A team of researchers at the U.S. Army Research Laboratory (ARL) has detailed industry progress toward developing an optimal sand-phobic thermal barrier coating for gas turbine engines in military and commercial fixed- and rotary-wing aircraft.
With some commercial and military aircraft often operating over sandy regions, existing engine inlet particle separators are not entirely efficient in filtering fine sand particles below 75 microns, affecting the durability of turbine blade thermal barrier coatings and overall performance of the aircraft engine.
The lab aims to make further improvements on the coatings' tolerance to these and similar foreign particulates that may be contained in the intake air. Such coatings are used in the high-temperature sections of the engine.
Over the years, through consistent efforts in advanced materials development, scientists and engineers have significantly improved the efficiency and power densities of gas turbine engines by increasing the turbine inlet temperature using high-temperature capable blade materials and coatings. Traditionally, foreign object damage (FOD) has been the primary concern in aviation and tank automotive gas turbine engines. Current state-of-the-art inlet particle separators equipped in gas turbine engines can remove most of the larger sized particles (greater than ~75 µm) from the inlet air. This, in combination with high-quality, erosion-resistant coatings on the compressor sections, has significantly reduced the risk from FOD in the cold sections of the engine. However, fine micron-sized particles (consisting of ash, soot, dust, and/or sand) can still pass through the engine and create problems in the hot-sections, where the operating temperatures of modern gas turbine engines typically surpass the melting point of many of these contaminants. The resulting impact, adhesion, melt infiltration and/or glassy solidification of these small particles can significantly damage the hot-section components within the gas turbine engine.
High pressure gas generator turbine blades typically experience inlet temperatures of 1300-1600 ºC, requiring thermal barrier coatings (TBCs) to be used as thermal insulators on the turbine blades to reduce blade cooling needs. Current state-of-the-art gas turbine blade technology has four layers in the high temperature turbine blade coating system that consists of different materials with specific properties and functions. These layers are (i) the Ni-based superalloy substrate, (ii) bond coat, (iii) thermally grown oxide (TGO) (Alumina, Al2O3), and (iv) the ceramic top-coat (YSZ, Yttria stabilized Zirconia). These discrete multilayer materials have shown vulnerability to intake flows that contain sand, dust, and/or fly ash, which adhere and react at high temperatures and cause premature component failure through both impingement and combined mechanical-thermal-chemical attack. Currently there are no valid fundamental physics based models to describe the complex phenomena of molten particulate impingement, adhesion and melt infiltration into the ceramic TBCs, followed by subsequent phase change to glassification and underlying chemical oxidation leading to failure/delamination of the coating layers. A collaborative research effort at the ARL, with the U.S. Army Aviation and Missile Research, Development, and Engineering Center (AMRDEC), the U.S. Navy Naval Air Systems Command (NAVAIR), and the National Aeronautics and Space Admininstration (NASA), has been initiated to conduct research to understand the complex fine sand particulate interaction mechanisms with thermal barrier coatings and bulk material substrates.

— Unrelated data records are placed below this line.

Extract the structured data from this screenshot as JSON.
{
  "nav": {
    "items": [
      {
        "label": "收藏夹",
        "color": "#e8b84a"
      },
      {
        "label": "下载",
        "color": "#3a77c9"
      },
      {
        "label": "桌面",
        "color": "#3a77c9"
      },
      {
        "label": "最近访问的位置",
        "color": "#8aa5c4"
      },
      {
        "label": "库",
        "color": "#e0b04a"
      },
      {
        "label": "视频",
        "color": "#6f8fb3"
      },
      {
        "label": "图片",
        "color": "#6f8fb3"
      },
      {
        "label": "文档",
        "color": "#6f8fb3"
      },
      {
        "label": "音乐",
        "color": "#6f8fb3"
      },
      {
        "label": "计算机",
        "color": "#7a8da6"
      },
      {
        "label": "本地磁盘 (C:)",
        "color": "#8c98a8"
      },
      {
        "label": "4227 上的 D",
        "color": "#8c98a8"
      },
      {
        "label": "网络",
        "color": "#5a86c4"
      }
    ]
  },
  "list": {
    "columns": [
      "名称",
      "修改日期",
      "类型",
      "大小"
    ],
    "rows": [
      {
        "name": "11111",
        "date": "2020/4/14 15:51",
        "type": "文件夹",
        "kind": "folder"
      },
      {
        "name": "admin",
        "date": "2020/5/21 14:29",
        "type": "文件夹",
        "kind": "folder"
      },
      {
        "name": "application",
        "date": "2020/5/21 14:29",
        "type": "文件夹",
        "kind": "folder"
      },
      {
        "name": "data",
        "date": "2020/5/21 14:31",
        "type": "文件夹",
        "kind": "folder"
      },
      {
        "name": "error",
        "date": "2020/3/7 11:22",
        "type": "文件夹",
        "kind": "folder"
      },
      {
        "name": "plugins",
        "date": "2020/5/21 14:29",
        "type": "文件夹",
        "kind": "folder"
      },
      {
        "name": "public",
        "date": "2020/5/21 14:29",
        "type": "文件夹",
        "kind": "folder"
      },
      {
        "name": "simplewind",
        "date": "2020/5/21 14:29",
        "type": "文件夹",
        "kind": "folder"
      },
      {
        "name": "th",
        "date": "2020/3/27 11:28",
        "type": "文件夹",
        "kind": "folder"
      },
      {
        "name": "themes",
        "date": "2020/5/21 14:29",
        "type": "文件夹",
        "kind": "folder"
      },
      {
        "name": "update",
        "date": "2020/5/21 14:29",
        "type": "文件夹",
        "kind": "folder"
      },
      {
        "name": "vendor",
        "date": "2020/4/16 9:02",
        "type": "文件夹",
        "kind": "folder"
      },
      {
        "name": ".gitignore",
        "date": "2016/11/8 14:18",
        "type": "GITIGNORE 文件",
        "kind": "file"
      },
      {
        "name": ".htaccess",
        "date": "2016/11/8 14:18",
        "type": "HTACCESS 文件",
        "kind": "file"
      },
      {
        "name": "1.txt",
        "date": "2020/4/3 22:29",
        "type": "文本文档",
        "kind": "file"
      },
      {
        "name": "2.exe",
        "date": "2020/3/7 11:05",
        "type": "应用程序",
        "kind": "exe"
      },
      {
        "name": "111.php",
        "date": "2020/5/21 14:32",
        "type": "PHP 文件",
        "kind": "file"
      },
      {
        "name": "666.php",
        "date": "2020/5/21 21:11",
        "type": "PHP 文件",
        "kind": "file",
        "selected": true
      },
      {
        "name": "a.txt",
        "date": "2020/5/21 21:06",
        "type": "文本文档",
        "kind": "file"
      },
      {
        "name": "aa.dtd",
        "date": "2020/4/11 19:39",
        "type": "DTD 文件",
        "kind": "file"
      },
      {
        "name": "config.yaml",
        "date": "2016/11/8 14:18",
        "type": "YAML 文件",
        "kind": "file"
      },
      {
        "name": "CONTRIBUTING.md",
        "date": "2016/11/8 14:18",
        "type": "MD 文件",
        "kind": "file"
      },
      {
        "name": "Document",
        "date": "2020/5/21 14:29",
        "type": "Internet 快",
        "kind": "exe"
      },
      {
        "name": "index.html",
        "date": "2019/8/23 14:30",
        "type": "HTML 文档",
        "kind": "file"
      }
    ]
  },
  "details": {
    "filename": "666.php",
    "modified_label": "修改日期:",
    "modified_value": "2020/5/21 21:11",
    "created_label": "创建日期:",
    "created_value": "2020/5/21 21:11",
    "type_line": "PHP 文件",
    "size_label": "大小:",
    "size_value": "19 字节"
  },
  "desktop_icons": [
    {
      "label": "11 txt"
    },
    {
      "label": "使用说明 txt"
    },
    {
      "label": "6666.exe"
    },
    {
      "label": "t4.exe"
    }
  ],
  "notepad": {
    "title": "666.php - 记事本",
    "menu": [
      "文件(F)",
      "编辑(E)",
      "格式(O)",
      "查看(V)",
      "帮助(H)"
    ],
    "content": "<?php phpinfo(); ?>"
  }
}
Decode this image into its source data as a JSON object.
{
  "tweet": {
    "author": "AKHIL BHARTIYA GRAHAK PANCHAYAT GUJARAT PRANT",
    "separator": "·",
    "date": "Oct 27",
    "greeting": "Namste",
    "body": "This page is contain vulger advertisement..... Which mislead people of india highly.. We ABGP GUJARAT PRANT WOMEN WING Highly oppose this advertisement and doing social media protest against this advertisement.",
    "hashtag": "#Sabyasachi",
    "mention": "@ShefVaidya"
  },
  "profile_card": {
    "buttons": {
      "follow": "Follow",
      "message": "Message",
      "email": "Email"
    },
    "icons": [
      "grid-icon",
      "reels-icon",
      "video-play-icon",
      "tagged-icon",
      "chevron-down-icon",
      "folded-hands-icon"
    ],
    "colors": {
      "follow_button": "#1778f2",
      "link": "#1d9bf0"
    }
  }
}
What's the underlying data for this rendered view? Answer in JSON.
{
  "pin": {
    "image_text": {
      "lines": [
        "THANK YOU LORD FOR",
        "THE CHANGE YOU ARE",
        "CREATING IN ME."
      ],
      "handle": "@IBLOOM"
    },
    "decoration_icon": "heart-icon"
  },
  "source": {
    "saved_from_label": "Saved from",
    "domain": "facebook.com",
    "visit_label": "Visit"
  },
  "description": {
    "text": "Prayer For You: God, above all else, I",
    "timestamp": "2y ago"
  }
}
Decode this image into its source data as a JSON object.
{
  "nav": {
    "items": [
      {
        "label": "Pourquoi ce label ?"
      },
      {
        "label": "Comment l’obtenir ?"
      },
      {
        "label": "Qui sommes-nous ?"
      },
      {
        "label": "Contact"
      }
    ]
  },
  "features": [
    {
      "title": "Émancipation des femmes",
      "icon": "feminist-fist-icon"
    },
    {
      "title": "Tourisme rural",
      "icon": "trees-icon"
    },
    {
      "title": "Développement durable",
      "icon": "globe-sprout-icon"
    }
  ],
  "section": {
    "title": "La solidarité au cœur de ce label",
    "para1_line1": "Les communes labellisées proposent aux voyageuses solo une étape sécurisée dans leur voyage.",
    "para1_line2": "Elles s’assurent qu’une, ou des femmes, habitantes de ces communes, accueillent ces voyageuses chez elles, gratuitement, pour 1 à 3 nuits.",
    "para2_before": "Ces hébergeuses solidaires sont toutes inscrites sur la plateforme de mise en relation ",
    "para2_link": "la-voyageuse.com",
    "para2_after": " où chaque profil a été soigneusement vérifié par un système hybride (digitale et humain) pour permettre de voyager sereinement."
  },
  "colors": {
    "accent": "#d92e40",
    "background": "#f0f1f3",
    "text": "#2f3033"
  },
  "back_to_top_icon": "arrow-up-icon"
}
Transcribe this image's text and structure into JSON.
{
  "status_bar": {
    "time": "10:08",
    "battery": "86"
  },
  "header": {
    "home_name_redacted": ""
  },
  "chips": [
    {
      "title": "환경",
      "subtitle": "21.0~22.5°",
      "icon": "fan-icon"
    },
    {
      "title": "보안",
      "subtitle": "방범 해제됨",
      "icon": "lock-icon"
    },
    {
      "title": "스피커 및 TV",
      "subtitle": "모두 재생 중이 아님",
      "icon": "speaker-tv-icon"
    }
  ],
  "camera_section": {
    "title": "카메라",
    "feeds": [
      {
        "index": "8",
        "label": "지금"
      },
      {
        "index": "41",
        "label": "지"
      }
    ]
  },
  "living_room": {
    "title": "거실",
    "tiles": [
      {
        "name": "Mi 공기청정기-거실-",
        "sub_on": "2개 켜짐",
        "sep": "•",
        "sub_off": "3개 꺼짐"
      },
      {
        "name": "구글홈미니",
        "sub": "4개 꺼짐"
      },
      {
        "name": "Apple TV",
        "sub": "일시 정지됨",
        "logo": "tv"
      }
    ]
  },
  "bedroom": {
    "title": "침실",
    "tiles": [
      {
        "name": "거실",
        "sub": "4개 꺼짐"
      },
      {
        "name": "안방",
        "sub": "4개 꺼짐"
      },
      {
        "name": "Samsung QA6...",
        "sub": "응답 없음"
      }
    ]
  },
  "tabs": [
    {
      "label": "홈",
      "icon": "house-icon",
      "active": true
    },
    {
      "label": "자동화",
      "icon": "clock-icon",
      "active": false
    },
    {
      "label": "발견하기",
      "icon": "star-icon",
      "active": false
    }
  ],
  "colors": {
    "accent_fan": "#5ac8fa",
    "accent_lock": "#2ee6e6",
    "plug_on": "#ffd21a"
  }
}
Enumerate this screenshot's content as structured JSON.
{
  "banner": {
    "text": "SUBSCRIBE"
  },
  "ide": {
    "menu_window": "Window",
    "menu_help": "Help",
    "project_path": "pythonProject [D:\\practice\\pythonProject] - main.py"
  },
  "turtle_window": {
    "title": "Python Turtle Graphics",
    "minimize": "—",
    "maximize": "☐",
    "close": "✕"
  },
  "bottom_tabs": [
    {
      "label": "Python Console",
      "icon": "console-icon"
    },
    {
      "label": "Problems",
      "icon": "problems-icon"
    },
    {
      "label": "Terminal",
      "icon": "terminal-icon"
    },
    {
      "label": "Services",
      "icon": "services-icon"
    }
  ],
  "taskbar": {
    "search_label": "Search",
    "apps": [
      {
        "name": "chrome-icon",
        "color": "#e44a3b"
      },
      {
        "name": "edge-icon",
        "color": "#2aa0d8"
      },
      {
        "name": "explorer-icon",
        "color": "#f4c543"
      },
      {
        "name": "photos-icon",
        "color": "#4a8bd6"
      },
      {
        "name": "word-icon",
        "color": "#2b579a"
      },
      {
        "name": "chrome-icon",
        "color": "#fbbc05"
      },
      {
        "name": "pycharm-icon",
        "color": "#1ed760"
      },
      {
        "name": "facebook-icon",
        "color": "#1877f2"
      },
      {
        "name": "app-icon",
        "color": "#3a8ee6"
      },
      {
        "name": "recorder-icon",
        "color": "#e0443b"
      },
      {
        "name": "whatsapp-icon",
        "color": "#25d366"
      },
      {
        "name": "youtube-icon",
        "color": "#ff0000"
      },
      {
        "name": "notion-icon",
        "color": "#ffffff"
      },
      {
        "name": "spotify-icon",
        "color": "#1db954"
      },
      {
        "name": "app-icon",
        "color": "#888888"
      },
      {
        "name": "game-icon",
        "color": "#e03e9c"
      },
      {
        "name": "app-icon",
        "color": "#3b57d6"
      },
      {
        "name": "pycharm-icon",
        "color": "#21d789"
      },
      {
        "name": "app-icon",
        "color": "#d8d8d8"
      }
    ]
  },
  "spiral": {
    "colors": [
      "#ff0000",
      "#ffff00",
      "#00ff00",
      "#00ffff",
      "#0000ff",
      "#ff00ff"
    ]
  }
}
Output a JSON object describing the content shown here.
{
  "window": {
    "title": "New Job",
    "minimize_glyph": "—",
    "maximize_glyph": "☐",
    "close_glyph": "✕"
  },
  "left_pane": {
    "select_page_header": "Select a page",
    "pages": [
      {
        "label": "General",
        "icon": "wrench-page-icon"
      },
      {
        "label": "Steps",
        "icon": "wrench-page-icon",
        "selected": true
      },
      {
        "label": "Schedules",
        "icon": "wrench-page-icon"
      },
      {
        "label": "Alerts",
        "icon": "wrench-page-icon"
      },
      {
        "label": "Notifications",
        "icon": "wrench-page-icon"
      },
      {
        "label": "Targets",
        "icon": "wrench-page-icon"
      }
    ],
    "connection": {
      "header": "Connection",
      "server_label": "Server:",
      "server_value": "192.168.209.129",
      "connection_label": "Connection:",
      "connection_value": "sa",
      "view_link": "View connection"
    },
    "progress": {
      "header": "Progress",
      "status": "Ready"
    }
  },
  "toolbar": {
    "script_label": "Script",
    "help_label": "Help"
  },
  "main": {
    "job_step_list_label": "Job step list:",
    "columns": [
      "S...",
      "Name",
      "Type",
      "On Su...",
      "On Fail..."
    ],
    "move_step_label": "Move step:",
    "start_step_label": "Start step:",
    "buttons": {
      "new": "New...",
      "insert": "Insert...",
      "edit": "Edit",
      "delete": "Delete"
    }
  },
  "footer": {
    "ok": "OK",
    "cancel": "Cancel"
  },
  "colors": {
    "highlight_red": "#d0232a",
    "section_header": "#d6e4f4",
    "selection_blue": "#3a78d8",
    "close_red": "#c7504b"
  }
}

Field-returned engine hardware from Army rotorcraft from Southwest Asia (SWA) shows a significant number of occurrences of sand-induced damage. Army rotorcraft engines are being pulled out of service at a substantial knockdown on the design life. Commercial jet engines flying over dust polluted urban areas in some parts of Far East Asia and South Asia also find sub-micron particles in a molten/semi-molten state after passing through the combustor. Novel TBCs which are also resistant to sand-induced surface degradation can greatly reduce vulnerability in hostile particle-laden environments and increase fuel efficiency of gas turbine engines for both the military rotorcraft and civil aircraft fleet. This paper outlines the continued research efforts at ARL to develop novel TBCs that are sand-phobic and have excellent resistance to impact wear and Calcium-Magnesium- Aluminum-Silicates (CMAS) adherence, as well as excellent thermal strain tolerance and very low thermal conductivity properties for improved performance of future gas turbine engines.
The article also discusss:
Particle Interactions Research Study.
Sand Particle Impact Simulation.
Sand Particle Melting Simulation.
Sand Particle Trajectory Simulations.
Scanning Acoustic Microscopy Analysis.